Air New Zealand's new short haul international Airbus planes will carry 46 more passengers than its existing aircraft - but have the same number of toilets.
The first of its Airbus A321neo planes is due for delivery next month and has 214 seats, with a fuselage 7.5m longer than A320s that are used on flights to Australia and on some Pacific routes.
In spite of carrying more passengers (and five flight attendants instead of four), there will still be three toilets.
Air NZ's head of aircraft programmes, Kerry Reeves, said the toilet to passenger ratio was in line with competitors and his airline had changed the location of one toilet to just over half way down the cabin.
This was based on studies of how passengers and crew, with trolleys, moved through the plane.
''You can see the pattern of people wanting to go to the bathroom but being trapped.

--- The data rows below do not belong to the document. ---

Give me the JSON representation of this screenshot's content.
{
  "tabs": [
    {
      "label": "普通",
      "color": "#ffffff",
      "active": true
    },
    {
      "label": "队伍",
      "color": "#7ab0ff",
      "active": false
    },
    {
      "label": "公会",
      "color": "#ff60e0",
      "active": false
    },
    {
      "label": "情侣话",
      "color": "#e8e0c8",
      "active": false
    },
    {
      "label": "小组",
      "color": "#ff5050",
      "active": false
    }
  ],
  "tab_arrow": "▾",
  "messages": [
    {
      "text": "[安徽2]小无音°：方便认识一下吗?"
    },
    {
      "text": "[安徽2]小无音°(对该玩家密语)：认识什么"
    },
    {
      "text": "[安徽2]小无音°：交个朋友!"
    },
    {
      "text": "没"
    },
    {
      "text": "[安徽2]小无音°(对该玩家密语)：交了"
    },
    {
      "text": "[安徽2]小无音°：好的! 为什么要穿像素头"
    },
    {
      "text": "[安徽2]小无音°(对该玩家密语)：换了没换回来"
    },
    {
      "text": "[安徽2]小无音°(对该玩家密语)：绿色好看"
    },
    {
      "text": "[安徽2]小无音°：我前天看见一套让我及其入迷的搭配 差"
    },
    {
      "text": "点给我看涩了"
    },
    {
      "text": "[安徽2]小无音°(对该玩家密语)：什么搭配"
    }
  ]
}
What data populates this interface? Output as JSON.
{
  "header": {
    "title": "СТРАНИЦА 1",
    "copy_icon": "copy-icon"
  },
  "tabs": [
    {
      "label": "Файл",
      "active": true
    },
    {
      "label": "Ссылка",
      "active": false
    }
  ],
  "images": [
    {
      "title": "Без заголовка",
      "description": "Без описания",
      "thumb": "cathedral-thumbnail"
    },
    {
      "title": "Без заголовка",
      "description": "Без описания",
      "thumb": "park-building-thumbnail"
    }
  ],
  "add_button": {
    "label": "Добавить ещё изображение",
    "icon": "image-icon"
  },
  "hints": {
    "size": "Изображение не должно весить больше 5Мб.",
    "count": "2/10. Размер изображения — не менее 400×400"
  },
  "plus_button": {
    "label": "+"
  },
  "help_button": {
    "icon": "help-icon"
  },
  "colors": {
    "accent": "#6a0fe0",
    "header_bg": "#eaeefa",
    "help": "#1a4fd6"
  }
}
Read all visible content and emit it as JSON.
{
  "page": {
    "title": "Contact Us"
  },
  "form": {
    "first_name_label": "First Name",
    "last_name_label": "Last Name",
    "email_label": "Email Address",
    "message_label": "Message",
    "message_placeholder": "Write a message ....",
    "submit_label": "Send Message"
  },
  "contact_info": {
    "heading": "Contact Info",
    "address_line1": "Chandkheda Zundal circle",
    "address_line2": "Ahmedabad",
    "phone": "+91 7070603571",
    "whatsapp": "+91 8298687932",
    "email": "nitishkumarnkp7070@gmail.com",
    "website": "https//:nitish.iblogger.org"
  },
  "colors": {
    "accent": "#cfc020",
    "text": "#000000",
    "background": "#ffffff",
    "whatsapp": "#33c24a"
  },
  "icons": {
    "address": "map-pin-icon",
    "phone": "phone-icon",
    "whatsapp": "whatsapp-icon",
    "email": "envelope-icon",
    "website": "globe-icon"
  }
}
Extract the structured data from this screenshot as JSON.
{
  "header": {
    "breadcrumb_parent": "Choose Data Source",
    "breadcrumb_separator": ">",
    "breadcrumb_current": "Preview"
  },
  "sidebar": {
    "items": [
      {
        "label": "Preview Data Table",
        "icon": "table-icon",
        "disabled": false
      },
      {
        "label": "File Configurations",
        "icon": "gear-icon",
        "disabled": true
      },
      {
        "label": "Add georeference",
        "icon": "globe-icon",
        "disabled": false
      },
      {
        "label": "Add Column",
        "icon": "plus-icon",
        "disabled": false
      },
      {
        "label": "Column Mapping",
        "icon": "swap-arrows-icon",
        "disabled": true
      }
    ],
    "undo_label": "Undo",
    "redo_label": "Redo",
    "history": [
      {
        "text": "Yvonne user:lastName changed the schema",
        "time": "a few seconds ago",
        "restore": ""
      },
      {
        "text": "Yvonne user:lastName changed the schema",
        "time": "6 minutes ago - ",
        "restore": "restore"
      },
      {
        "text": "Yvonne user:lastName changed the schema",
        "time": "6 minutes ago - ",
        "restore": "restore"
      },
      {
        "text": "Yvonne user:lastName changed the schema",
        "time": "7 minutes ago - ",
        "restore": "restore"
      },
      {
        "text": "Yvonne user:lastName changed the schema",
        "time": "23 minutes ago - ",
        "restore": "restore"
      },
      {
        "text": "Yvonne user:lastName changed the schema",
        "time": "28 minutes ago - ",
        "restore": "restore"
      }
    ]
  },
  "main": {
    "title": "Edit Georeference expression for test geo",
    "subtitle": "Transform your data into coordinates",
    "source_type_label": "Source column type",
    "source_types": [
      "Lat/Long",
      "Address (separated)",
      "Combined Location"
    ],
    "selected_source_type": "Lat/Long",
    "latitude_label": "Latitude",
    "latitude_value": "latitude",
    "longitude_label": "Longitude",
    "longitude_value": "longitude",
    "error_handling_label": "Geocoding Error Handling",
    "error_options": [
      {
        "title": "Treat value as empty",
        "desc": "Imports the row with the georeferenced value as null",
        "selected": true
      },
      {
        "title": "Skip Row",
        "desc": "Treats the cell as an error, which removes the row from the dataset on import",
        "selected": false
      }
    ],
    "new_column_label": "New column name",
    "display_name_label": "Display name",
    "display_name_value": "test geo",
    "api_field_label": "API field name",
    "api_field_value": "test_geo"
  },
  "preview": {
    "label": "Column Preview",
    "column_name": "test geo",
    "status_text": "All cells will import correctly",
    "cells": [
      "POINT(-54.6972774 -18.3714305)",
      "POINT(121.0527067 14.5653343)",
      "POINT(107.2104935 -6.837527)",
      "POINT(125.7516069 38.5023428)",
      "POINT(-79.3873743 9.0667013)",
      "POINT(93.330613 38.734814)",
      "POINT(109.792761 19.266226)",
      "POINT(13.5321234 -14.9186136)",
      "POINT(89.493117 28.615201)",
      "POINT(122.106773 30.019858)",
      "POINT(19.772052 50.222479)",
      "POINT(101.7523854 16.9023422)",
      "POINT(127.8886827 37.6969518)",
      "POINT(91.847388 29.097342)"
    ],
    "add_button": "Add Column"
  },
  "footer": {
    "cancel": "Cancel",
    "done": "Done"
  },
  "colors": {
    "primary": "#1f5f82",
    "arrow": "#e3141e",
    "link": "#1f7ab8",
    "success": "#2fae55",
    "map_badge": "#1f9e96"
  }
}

By positioning a lavatory mid-cabin, it offers a lot more people the opportunity to get access to it without being constrained by crew.''
Air New Zealand staff were initially concerned about how a mid-cabin lavatory in a single aisle aircraft would ''blend in''.
While common in bigger twin aisle planes, they were usually incorporated into blocks of the plane that included galleys and common space, and were often curtained off.
''I was concerned about that - we flew with a number of carriers in the US (including Delta) who have this to validate this configuration and see how it was used.''
Reeves said his staff sat in the middle part of the plane.
''You think people are looking at you but in reality they don't want to make eye contact with you at all.''
Airline websites and the Seat Guru site show that airlines flying single aisle planes on similar routes to Air New Zealand have the following ratios:
• Qantas' 737-800s have 12 business class seats in a section with a perspex divider (rather than being roped off) with one toilet in the front, 162 economy seats with two toilets at the rear.
•Virgin Australia 737-800s have a roped off eight-seat business class section with one toilet and 168 economy seats with two toilets at the rear.
•Jetstar has eight all-economy A321s with 220 seats with one toilet at the front and two at the back. Its A320s have 180 seats and three toilets.
•Fiji Airways' 737-800s have eight business class and up to 162 economy class seats with one toilet at the front and two at the back.
Air New Zealand's Reeves said that apart from new wider seats, bigger overhead bins and better inflight entertainment options, the airline planned to use the rear doors of the bigger planes more often to get passengers on and off.